Without North American free trade, there would be no Vicente Fox. The free-trade agreement locked Mexico into rational economic and political behavior, making it possible for the former Guanajuato governor and Coca-Cola executive to end the Institutional Revolutionary Party's 71-year stranglehold on power.
Fox is a visionary; he had to be to imagine the democratic revolution that he fostered. For example, shortly before taking office on December 1 he stunned U.S. politicians by proposing that NAFTA eventually be enhanced to permit the free movement of labor. But he is also a pragmatist. He knows that many years may pass before Americans are able to swallow the idea of Mexicans freely entering the U.S. labor market.
And Fox knows that there are some reforms that the majority of Mexicans are unwilling to accept, such as privatization of the inefficient national oil company, Pemex. But in other respects, he will try to build on the economic and democratic openings that helped to bring him to power in the first place.
Fox has assembled an able and diverse Cabinet. His all-important economic appointments pleased Wall Street. His predecessors had a deserved reputation for economic chicanery, and Fox correctly ascertained that he had to appoint people who would be perceived as competent and serious.
His environmental minister is Victor Lichtinger, a respected and committed former head of the trinational environmental commission established under a side accord to the free-trade agreement. His foreign minister is Jorge Castaneda, a leftist intellectual who carries a slight chip on his shoulder toward the United States but who poses no danger to the countries' relations. Regardless of how one feels about Castaneda, Fox had to find room for somebody like him in his Cabinet. In any event, the real power in Mexico nowadays is in the finance ministry, not the foreign ministry.
The tests for Vicente Fox are several. Can he stem the transiting of Colombian cocaine into the United States? Can he reduce Mexico's trafficking and production of heroin, marijuana, and amphetamines? Can he alleviate poverty so that fewer Mexicans will feel obliged to emigrate? Will he stand up to the telecommunications and electric utility monopolies that are gouging consumers and providing poor service?
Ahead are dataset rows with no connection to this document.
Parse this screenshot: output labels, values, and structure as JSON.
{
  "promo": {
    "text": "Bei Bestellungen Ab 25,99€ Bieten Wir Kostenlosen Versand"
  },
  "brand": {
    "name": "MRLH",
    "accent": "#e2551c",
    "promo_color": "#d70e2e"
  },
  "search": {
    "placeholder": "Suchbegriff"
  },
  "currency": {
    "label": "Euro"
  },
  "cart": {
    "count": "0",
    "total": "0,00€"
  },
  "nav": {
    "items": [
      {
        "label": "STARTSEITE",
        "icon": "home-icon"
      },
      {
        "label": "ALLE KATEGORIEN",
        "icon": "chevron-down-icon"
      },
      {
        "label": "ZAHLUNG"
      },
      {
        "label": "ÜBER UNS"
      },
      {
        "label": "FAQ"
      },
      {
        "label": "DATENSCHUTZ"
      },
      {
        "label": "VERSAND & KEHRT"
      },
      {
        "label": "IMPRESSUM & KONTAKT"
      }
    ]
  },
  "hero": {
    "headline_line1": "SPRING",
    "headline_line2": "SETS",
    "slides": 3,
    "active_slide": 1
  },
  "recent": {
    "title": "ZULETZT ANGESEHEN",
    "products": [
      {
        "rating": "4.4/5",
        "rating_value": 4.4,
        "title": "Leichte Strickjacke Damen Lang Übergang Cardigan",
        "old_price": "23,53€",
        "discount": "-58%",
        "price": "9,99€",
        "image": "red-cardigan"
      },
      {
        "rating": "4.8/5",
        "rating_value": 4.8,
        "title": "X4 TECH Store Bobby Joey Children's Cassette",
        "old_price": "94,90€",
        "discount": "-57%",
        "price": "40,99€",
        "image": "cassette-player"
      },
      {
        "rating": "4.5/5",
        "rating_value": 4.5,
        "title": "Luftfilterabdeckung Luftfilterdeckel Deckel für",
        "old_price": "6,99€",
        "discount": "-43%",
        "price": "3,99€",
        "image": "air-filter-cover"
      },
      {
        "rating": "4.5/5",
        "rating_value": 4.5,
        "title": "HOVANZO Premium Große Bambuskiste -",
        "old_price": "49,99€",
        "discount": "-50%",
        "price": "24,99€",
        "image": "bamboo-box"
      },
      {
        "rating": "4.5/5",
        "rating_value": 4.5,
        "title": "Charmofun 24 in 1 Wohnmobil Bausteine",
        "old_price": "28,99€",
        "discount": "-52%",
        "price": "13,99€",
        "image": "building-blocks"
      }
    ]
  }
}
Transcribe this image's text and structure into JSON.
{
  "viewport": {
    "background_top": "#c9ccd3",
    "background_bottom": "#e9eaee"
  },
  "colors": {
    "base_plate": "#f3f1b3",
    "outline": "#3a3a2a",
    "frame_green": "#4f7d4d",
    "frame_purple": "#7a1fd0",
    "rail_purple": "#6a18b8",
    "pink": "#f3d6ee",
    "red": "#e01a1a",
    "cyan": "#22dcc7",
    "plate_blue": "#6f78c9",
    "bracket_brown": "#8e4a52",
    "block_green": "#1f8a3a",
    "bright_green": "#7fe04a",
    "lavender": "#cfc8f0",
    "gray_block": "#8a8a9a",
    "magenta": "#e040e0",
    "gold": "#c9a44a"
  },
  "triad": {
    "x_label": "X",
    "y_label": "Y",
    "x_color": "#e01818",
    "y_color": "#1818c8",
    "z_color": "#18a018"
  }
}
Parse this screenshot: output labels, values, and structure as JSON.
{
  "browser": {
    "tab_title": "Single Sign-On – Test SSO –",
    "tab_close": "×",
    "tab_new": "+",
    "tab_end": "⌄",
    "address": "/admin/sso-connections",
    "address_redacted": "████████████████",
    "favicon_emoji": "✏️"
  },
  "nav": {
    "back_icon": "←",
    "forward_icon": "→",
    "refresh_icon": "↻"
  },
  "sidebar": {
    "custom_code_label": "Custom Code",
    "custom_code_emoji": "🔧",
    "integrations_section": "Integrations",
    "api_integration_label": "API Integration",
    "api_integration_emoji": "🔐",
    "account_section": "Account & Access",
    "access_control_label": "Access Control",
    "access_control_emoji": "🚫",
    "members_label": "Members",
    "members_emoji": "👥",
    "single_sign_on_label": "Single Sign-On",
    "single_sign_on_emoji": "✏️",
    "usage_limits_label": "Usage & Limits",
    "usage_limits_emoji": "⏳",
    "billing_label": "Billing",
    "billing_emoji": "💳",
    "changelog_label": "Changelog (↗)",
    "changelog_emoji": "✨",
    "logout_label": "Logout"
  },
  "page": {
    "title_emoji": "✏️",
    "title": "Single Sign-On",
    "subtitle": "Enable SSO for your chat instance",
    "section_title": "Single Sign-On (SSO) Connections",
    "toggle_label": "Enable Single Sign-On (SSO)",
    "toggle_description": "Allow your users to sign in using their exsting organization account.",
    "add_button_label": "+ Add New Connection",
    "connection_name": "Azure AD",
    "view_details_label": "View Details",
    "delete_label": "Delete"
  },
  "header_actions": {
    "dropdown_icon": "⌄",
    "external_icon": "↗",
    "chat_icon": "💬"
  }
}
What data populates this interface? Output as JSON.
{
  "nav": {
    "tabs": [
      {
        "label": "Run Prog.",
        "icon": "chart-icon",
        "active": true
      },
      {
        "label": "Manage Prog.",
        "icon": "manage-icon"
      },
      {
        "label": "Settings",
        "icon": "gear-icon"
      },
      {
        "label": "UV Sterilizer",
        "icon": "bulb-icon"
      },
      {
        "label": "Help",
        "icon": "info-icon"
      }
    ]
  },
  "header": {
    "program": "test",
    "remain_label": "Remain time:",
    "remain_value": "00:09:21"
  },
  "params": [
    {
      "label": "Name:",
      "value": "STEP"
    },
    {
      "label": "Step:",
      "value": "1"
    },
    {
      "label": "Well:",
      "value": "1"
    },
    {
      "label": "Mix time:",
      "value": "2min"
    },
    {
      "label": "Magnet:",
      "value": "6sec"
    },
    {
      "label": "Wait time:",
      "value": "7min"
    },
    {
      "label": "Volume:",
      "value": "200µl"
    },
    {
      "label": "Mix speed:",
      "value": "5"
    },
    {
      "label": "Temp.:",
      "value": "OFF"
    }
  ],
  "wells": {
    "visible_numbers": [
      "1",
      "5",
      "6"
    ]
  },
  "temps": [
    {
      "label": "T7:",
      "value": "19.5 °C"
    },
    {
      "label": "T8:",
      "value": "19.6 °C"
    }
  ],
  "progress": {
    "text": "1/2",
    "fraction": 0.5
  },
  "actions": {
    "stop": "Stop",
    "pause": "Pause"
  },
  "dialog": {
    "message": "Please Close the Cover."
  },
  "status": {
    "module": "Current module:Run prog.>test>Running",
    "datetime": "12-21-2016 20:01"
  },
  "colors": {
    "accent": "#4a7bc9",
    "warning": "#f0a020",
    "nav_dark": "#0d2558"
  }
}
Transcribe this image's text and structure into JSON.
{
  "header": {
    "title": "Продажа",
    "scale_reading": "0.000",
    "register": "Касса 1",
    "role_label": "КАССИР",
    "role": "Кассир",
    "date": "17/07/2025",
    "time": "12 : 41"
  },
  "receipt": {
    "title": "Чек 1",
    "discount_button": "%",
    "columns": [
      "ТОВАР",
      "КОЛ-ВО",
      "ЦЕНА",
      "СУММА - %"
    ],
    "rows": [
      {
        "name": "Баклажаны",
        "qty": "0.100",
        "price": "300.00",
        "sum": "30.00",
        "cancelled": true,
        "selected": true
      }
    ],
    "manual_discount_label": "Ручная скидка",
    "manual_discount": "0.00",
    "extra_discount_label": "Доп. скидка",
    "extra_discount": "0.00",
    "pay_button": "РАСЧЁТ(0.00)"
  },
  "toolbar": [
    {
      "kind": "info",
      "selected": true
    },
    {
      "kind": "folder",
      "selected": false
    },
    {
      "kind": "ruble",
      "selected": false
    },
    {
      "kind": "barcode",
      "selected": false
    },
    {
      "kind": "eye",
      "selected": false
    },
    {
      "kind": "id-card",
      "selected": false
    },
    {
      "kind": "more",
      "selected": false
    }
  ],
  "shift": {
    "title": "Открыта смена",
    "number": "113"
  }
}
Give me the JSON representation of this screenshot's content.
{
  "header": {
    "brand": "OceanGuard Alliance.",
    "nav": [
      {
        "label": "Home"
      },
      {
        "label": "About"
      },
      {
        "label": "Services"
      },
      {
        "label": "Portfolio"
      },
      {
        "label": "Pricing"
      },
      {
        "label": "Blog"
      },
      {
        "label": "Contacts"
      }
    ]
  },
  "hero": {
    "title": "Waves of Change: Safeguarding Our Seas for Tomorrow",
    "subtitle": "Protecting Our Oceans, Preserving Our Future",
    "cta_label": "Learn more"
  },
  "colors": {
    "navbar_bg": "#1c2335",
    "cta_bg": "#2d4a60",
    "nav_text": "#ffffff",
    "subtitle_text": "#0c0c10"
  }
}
Will he defy public opinion and resume extraditions of Mexican murderers and drug kingpins to the United States?
In each case, the United States should desperately want for him to succeed, for Mexico's fortunes are intimately tied to our own, and other struggling Latin American countries might learn and take heart from his example.
NCEW member Timothy A. O'Leary is an editorial writer and columnist for The Dallas Morning News and was a part of the NCEW trip to Mexico in January His maternal grandparents emigrated from Mexico to the United States.